Cornish pasties are worth it, though! Give it a couple more years, then persevere. My tapioca timeline is February 2021.
You’re giving me flashbacks to the Curry Tornado of 20…uh…17, man.
Giving me flashbacks to the saddest moment on television!
Maybe I’ll cause you more mental grief, but have you considered using frozen pie pastry?
::ducks and covers::
I’ve got a weird personal policy of, to the extent that is feasible, making stuff as from scratch as I can at least once. Sometimes…rarely, but sometimes…I discover certain things are absolutely not worth the effort.
Pie crust is absolutely not worth the effort in my book. Frozen all day!
I totally get you. The first time I made this:
I made the dough from scratch. It’s already a bit of work to make. Making the dough turned it into a marathon of horror. While it came out fine I decided never to make the dough myself again. A few frozen pie crusts works great. As good as the pie is, I’d never have made it again without pre-made pie dough. And that would just be too damn bad.
Yeah, that’s a good point. I actually enjoy the whole pie crust process now, and I can usually integrate it into whatever else I’m doing. But not always. And it’d be crazy not to do a dish like Sformato di Caciofi on account of refusing to use a pre-made crust. I’d use canned artichokes, too.
Which reminds me that I need to try to make Sformato di Caciofi. Closest I’ve come is an artichoke quiche.
I use frozen artichokes. Always buy extra because you want to trim the slightly tough leaves. You want it as creamy smooth as possible. While the leaves are edible, they throw the texture off a bit. I’ve made it several times and it really makes a difference. One of my favorite foods of all time.

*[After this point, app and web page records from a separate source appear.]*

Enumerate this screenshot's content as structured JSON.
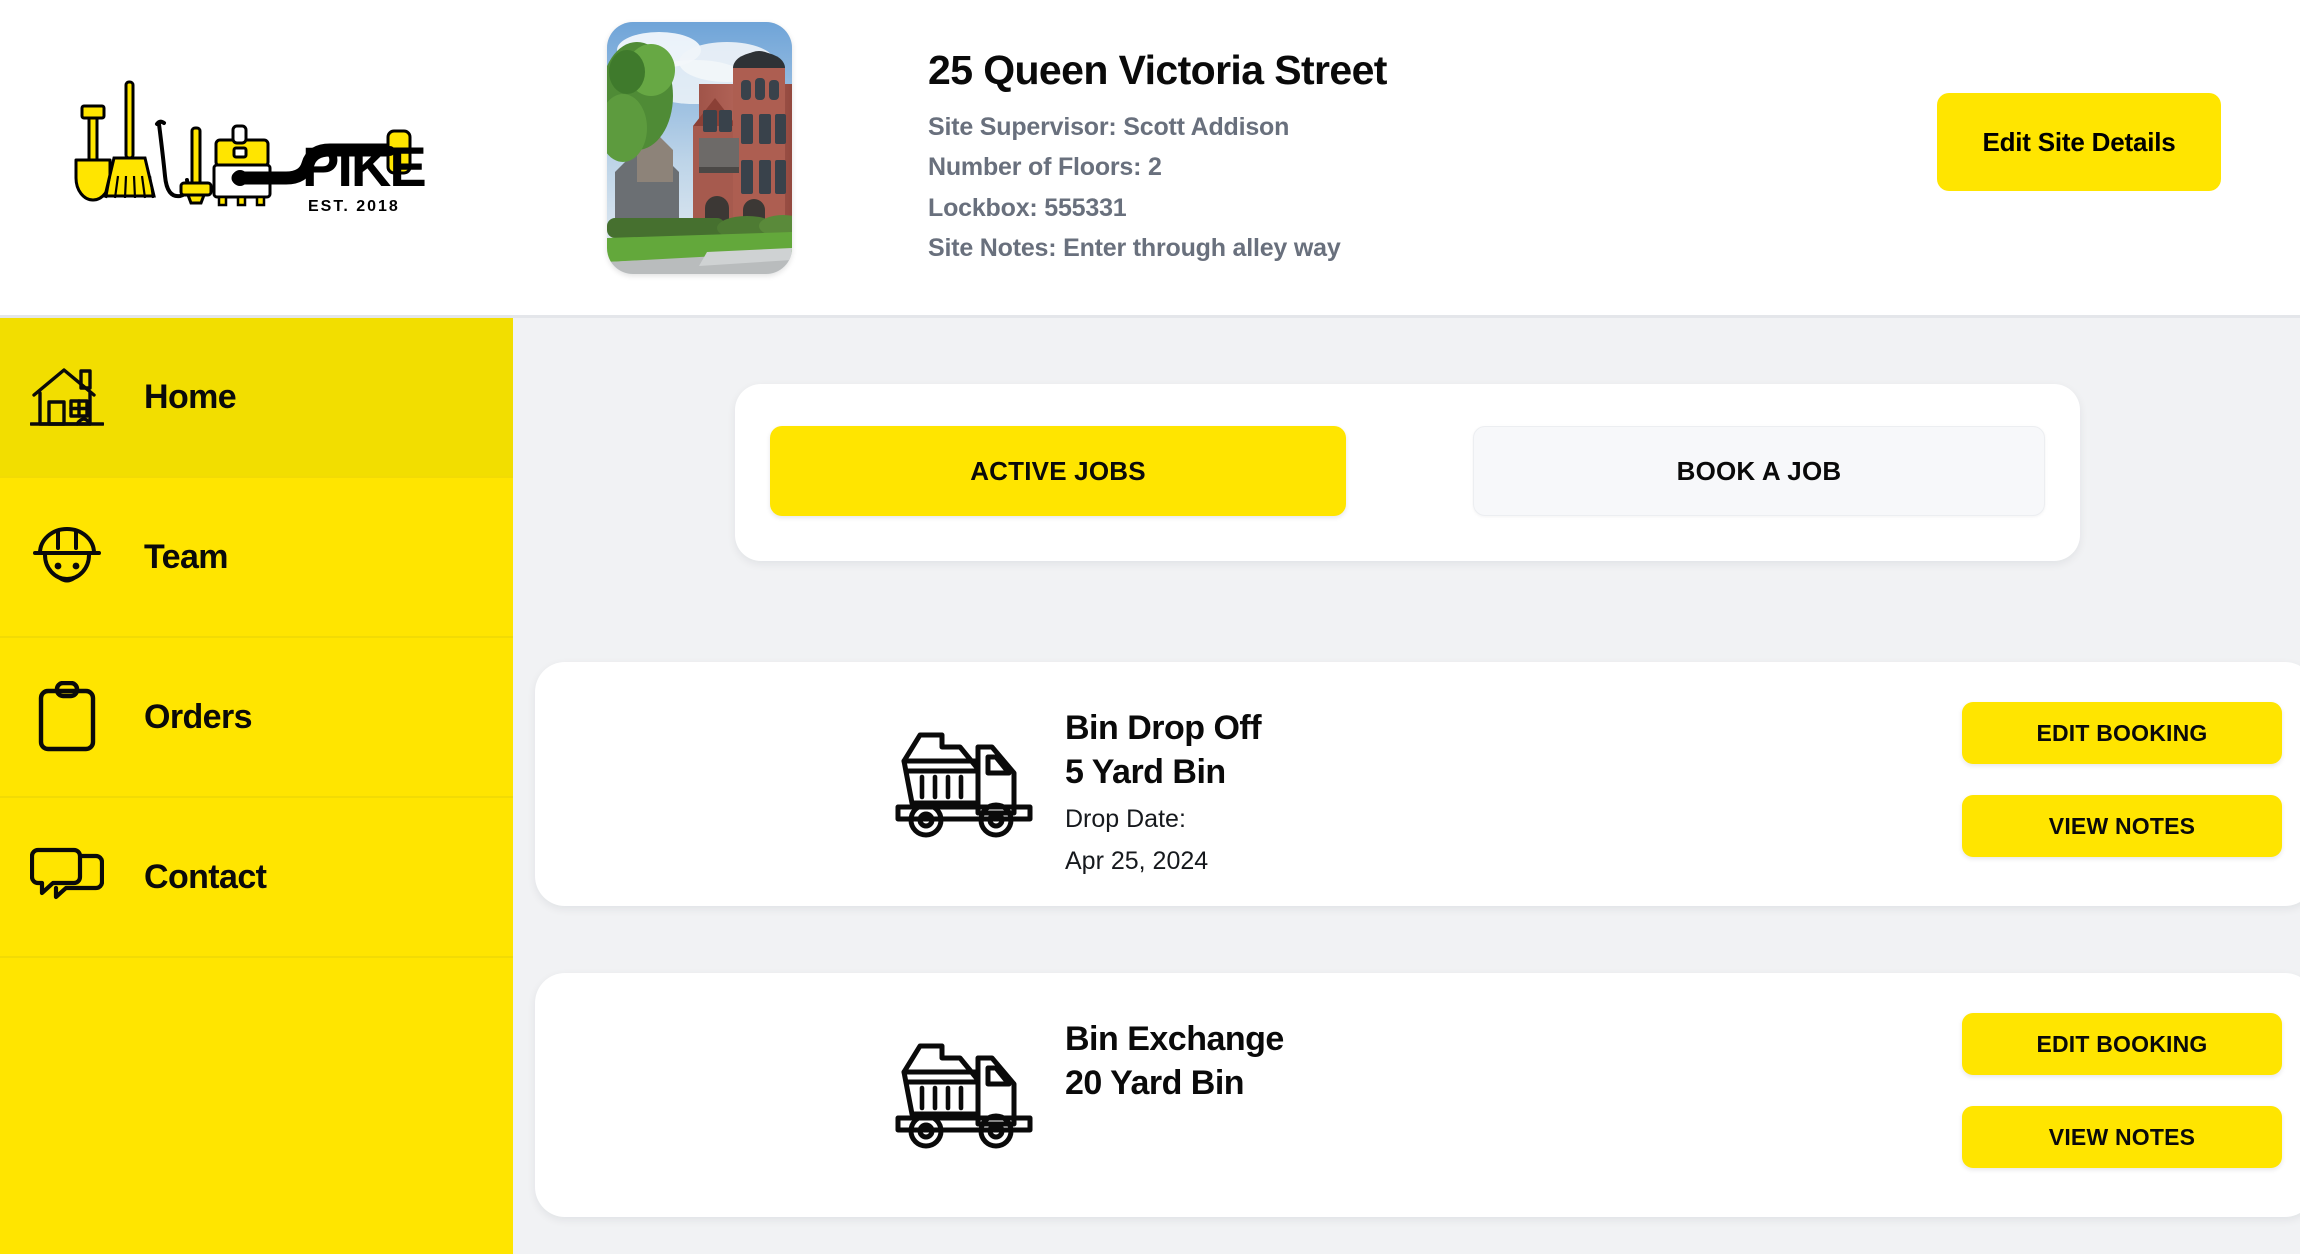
{
  "brand": {
    "name": "SPIKE",
    "established": "EST. 2018",
    "logo_icons": [
      "shovel-icon",
      "broom-icon",
      "hook-icon",
      "mop-icon",
      "vacuum-icon",
      "hose-nozzle-icon"
    ]
  },
  "header": {
    "site_photo_alt": "victorian-brick-house-photo",
    "title": "25 Queen Victoria Street",
    "details": [
      "Site Supervisor: Scott Addison",
      "Number of Floors: 2",
      "Lockbox: 555331",
      "Site Notes: Enter through alley way"
    ],
    "edit_button": "Edit Site Details"
  },
  "sidebar": {
    "items": [
      {
        "label": "Home",
        "icon": "house-icon",
        "active": true
      },
      {
        "label": "Team",
        "icon": "hard-hat-worker-icon",
        "active": false
      },
      {
        "label": "Orders",
        "icon": "clipboard-icon",
        "active": false
      },
      {
        "label": "Contact",
        "icon": "chat-bubbles-icon",
        "active": false
      }
    ]
  },
  "main": {
    "tabs": [
      {
        "label": "ACTIVE JOBS",
        "selected": true
      },
      {
        "label": "BOOK A JOB",
        "selected": false
      }
    ],
    "jobs": [
      {
        "icon": "dump-truck-icon",
        "title": "Bin Drop Off",
        "subtitle": "5 Yard Bin",
        "meta_label": "Drop Date:",
        "meta_value": "Apr 25, 2024",
        "edit_label": "EDIT BOOKING",
        "notes_label": "VIEW NOTES"
      },
      {
        "icon": "dump-truck-icon",
        "title": "Bin Exchange",
        "subtitle": "20 Yard Bin",
        "meta_label": "",
        "meta_value": "",
        "edit_label": "EDIT BOOKING",
        "notes_label": "VIEW NOTES"
      }
    ]
  },
  "colors": {
    "brand_yellow": "#FFE500",
    "active_nav_yellow": "#F2DE00",
    "content_bg": "#F1F2F4",
    "card_white": "#FFFFFF",
    "muted_text": "#69707D",
    "text_black": "#0A0A0A"
  }
}
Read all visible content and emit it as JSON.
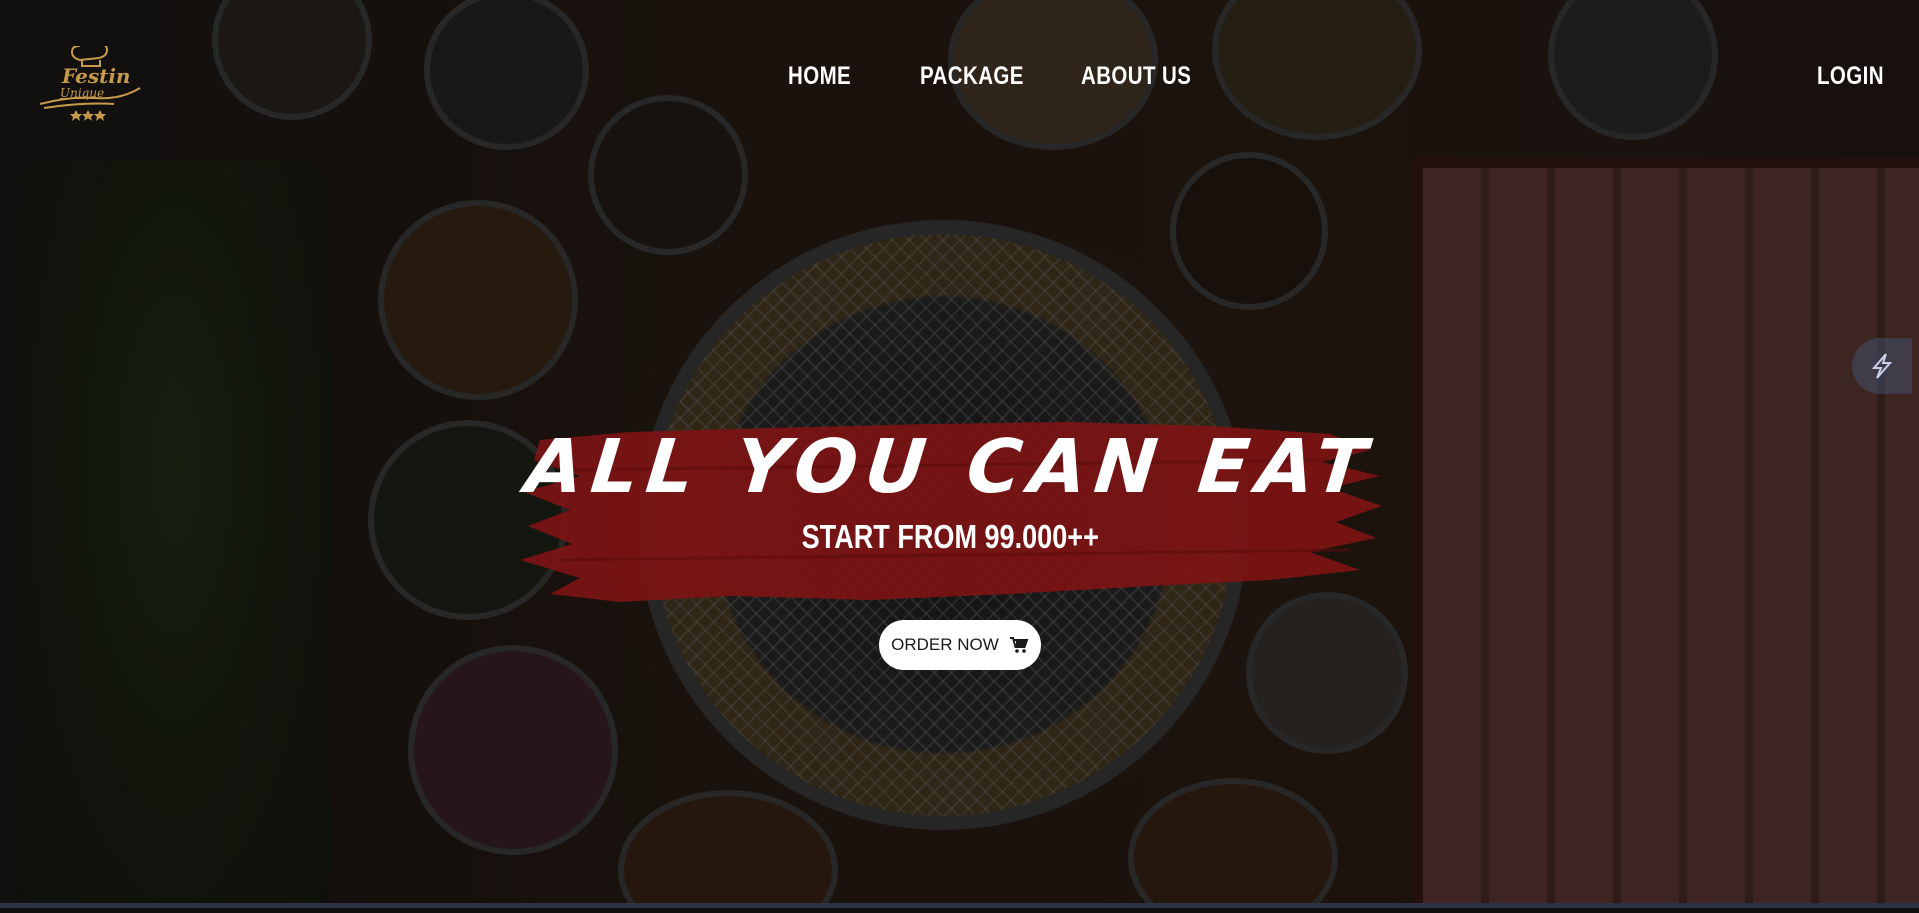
{
  "brand": {
    "logo_line1": "Festin",
    "logo_line2": "Unique",
    "logo_icon": "chef-hat-icon",
    "accent_color": "#c69a4a"
  },
  "nav": {
    "items": [
      {
        "label": "HOME"
      },
      {
        "label": "PACKAGE"
      },
      {
        "label": "ABOUT US"
      }
    ],
    "login_label": "LOGIN"
  },
  "hero": {
    "headline": "ALL YOU CAN EAT",
    "subline": "START FROM 99.000++",
    "cta_label": "ORDER NOW",
    "cta_icon": "cart-icon",
    "brush_color": "#7d1414",
    "side_icon": "lightning-icon"
  }
}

You piqued my interest. I linked to the woman that did a write up of having that in Florence. The description sounds divine and the cooking technique quite cool.
The artichokes are trimmed, then cut into thick slices, coated in flour and egg and deep fried earlier in the day.
When the chef is ready to make the tortino, he pours oil into a small pan, which he places over burning hot coals. To make the fire even hotter, he aims a fan into the fire, to bring up the heat (see the photo below and let me know if you think this complies to any fire codes you’ve ever heard of).
Once the oil is heated, he lays down several of the artichoke slices.
While they start to sizzle, he then beats three eggs (and maybe a bit of grated parmigiano?) in a shallow dish, adding a bit of salt, and pours them gently, in a thin stream, into the pan. Grabbing the pan by its long handle, he tilts the pan up and uses a specially taped-together long fork to spin the already cooking eggs in a counter clockwise motion. It all happens so fast, that it’s hard to see what’s happening. Somehow the eggs rise up at the sides, forming a sort of border, while the artichokes and eggs remain tender and slightly soft in the center. Soft waves of egg form ribbons that turn the whole things into the tortino.
Like a spun egg quiche. It looks divine.
Okay, the video helped a lot. He’s heating one side of the pan super hot, so as he slowly spins the outside of the mixture, the eggs there cook faster. Like French scrambled eggs with a twist.